Five Things We've Learned about the Houston Astros
Three games does not a baseball season make.
Yet, there comes a moment where honesty must overtake optimism, and the honest fact that this will be a very long season for the Astros must be accepted.
A listless three-game sweep at the hands of the visiting San Francisco Giants—lowlighted by Wednesday's 10-4 loss—provided at least five notable signs that indicate the 2010 Astros may be headed toward the franchise's worst season in 20 years.
As the team takes Thursday off in preparation for a weekend series against the two-time defending National League champion Philadelphia Phillies, we'll take a look at what went wrong over the first 27 innings of the season.
5. Tommy Manzella's Glove Love
It's not all bad, Astros fans.
Tommy Manzella may never be confused with Jimmy Rollins or Troy Tulowitzki with the bat, but the rookie may be the best defensive shortstop the club has had in years.
In his first two games, the 26-year-old has shown impressive range and made several plays that Miguel Tejada— last year's SS—would have never produced in his prime.
Manzella has a bright future, and while his 1-for-6 start at the plate is way too small to analyze, his strong season at the plate in Class AAA in 2009 is an indication he will eventually hold his own offensively. On a better team, he'd probably be a Gold Glove contender.
4. Let the Castro Administration Begin
J.R. Towles can't hit.
In other breaking news, water is wet and Sarah Palin is a conservative.
Delaying the free agent clock is just one reason why catcher Jason Castro was sent down to Class AAA Round Rock. But with the team in need of offense from all comers, general manager Ed Wade shouldn't waste time in keeping the club's top prospect down in the minors.
Castro hit well during the spring, and at some point, the Astros will have to admit that Towles does not fit in their long term plans. The Astros can't afford to move forward without beginning to determine if their 2008 first-round pick is indeed ready to provide the club with stability behind the plate.
Castro should be up before the All-Star Break, but it could be sooner rather than later.
3. Lead? We Don't Need No Stinking Lead!
The club did not lead the Giants at any point.
Much of that stems from the team's .219 on-base percentage. With pace-setter Michael Bourn (.167 OBP) unable to utilize his speed, the Astros' offense was hamstrung.
It probably didn't help matters that 3-4 hitters Hunter Pence and Carlos Lee were a combined 2-for-24 (.083) with no extra base hits.
Jeff Keppinger's .429 average makes him the only Houston hitter with a mark above .250. If Keppinger is the answer, chances are you may not want to know the question.
2. Roy O. and Four Days of Woe

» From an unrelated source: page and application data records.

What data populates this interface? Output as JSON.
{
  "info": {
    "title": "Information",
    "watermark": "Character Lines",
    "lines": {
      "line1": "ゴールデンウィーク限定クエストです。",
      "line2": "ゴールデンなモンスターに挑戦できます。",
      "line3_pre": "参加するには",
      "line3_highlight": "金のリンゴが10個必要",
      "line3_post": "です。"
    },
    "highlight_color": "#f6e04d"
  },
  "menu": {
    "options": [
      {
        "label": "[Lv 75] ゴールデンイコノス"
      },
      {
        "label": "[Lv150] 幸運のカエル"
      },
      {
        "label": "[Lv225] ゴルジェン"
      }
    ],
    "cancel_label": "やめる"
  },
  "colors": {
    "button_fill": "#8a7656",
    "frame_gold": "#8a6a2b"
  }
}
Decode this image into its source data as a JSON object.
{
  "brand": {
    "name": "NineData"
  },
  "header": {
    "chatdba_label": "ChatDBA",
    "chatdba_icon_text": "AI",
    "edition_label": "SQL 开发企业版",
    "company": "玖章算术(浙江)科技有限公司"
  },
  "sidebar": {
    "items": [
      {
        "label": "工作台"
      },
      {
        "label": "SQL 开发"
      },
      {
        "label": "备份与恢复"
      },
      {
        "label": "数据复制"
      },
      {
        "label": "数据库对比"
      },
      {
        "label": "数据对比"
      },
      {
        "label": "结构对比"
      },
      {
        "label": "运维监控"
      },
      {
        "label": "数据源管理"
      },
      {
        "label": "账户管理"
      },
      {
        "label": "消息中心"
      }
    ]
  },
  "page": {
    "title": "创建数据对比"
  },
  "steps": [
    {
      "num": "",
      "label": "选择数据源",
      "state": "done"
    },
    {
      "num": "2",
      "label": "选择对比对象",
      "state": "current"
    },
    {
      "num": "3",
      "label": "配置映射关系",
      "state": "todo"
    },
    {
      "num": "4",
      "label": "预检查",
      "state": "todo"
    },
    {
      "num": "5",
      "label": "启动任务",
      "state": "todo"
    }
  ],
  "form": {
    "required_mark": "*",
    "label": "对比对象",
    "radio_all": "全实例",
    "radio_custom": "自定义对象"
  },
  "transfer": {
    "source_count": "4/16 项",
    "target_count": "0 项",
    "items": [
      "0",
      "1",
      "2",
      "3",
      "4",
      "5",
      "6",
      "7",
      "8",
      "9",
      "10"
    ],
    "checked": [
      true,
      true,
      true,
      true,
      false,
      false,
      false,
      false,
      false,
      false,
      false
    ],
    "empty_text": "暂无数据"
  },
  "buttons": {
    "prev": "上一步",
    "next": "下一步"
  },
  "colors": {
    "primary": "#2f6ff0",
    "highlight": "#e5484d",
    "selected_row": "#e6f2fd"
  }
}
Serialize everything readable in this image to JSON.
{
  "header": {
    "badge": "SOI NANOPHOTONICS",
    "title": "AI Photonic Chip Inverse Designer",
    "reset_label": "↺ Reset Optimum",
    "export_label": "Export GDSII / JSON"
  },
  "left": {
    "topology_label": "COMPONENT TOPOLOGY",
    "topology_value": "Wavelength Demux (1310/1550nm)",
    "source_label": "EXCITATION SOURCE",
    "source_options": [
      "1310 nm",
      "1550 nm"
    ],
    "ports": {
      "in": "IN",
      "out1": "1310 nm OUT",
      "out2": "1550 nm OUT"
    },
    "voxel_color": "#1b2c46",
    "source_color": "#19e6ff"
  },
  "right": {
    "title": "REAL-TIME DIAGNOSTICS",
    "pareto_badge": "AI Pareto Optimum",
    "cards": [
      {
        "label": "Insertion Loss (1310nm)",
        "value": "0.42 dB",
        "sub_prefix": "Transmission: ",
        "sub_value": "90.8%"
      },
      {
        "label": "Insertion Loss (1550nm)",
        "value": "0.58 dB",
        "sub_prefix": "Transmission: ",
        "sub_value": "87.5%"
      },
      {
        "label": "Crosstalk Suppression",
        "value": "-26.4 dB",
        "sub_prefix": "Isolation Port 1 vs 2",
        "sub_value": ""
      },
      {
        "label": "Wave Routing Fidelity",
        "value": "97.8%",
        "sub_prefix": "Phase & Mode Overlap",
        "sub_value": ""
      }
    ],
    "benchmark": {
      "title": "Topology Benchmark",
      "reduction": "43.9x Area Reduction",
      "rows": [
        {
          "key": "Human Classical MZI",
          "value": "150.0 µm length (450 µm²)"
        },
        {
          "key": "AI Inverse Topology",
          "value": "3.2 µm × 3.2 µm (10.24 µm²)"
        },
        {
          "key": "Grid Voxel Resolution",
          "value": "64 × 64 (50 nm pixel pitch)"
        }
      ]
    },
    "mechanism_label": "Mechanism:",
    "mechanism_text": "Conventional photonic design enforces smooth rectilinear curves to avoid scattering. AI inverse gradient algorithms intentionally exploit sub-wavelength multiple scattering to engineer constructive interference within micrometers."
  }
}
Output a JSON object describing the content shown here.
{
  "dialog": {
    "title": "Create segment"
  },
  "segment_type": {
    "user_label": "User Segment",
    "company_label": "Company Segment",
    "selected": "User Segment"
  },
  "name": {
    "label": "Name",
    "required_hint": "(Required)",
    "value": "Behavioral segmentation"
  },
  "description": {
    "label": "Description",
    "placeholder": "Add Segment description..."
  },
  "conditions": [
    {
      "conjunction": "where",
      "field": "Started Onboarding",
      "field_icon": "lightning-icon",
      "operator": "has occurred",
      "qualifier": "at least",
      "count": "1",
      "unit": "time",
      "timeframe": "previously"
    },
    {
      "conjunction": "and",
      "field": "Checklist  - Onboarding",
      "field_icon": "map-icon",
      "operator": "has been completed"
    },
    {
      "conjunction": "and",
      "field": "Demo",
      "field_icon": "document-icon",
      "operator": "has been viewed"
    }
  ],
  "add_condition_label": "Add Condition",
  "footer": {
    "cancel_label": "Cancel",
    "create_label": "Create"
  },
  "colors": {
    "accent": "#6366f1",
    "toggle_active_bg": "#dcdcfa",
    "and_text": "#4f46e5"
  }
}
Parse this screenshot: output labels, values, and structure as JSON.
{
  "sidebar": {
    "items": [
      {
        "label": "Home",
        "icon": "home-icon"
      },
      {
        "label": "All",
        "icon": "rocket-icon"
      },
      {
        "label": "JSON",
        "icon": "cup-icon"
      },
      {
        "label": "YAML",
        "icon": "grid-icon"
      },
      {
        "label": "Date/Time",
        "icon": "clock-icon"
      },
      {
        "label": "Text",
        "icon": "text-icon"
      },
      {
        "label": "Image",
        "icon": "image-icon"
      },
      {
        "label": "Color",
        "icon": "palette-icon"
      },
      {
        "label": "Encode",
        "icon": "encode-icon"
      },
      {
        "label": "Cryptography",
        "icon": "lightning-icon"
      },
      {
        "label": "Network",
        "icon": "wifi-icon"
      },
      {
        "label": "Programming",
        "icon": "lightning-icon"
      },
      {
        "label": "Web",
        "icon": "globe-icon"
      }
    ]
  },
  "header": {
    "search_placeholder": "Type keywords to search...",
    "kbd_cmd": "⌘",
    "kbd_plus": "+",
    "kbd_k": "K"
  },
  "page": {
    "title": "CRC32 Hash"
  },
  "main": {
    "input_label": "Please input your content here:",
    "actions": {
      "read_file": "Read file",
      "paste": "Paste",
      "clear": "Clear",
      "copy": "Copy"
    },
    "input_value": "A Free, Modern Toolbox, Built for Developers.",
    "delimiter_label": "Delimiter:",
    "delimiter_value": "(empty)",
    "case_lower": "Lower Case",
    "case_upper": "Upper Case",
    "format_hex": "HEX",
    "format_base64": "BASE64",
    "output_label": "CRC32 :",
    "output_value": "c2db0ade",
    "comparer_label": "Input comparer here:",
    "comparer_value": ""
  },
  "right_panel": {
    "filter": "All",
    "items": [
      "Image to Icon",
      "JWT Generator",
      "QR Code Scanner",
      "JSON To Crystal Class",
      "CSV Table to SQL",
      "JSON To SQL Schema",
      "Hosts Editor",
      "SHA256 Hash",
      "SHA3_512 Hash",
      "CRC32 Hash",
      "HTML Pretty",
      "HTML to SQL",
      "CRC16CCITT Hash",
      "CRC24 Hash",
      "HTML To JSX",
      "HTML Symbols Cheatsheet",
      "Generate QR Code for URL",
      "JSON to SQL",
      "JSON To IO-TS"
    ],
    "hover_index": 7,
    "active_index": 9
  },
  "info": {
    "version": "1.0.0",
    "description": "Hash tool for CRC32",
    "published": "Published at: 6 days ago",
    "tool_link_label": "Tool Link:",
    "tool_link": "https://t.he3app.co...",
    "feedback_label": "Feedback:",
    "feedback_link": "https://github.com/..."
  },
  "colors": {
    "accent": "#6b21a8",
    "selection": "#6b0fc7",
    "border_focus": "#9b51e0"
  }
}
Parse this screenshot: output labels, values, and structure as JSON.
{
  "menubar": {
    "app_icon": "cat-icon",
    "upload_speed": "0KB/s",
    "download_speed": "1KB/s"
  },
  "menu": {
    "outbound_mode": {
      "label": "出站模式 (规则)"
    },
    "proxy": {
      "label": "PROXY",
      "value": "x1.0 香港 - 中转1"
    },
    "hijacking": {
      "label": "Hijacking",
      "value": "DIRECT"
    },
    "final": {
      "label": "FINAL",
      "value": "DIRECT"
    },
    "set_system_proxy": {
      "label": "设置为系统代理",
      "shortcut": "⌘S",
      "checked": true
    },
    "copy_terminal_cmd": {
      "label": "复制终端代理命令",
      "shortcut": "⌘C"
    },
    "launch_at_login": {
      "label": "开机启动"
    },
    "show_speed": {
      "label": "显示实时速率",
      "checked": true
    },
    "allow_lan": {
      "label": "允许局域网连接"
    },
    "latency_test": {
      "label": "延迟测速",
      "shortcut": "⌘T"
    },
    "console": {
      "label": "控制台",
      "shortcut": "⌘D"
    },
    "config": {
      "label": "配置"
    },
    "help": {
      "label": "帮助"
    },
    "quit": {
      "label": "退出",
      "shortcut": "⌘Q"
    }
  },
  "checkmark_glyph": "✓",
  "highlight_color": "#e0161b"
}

Roy Oswalt took the loss Monday evening, but pitched well outside of a third inning in which the Giants touched him for three runs.
The same can't be said for LHP Wandy Rodriguez and RHP Brett Myers.
Rodriguez struggled with control issues in Tuesday's loss, walking four in six innings of work. He did, however, did make major strides toward returning to his 2009 form after being shelled throughout spring training.
Myers was in 2009 form on Wednesday, getting a no-decision while allowing four runs and a career-high 12 hits in six innings. Expected to bolster the middle of the rotation, Myers' curve did little to fool the Giants (to his defense, Myers was dealing with a groin strain).
Bud Norris gets the start against the Phillies on Friday, a daunting task for the promising youngster as he takes on the NL's most potent lineup. Fifth starter Felipe Paulino (he of the 6.27 ERA in 2009) is expected to get the nod on Saturday.
1. Purely "Offensive"
series. Houston's robust .196 batting average is the worst among National League teams; only Seattle (.194), Toronto (.194), Texas (.172) and the Chicago White Sox (.149) are more futile. The Astros managed just six runs in the series and were shut out on Tuesday night. The excuse of opening the season against Cy Young Award winner Tim Lincecum can go so far....as in it stopped being an excuse Tuesday morning. Houston's .219 OBP is the worst in the majors, while their .275 slugging percentage is 29th. The lineup sorely misses the presence of 1B Lance Berkman, who is expected to return as early as next week. Without their best hitter, the Astros enter the weekend as one of two teams (Cleveland) that has yet to hit a home run.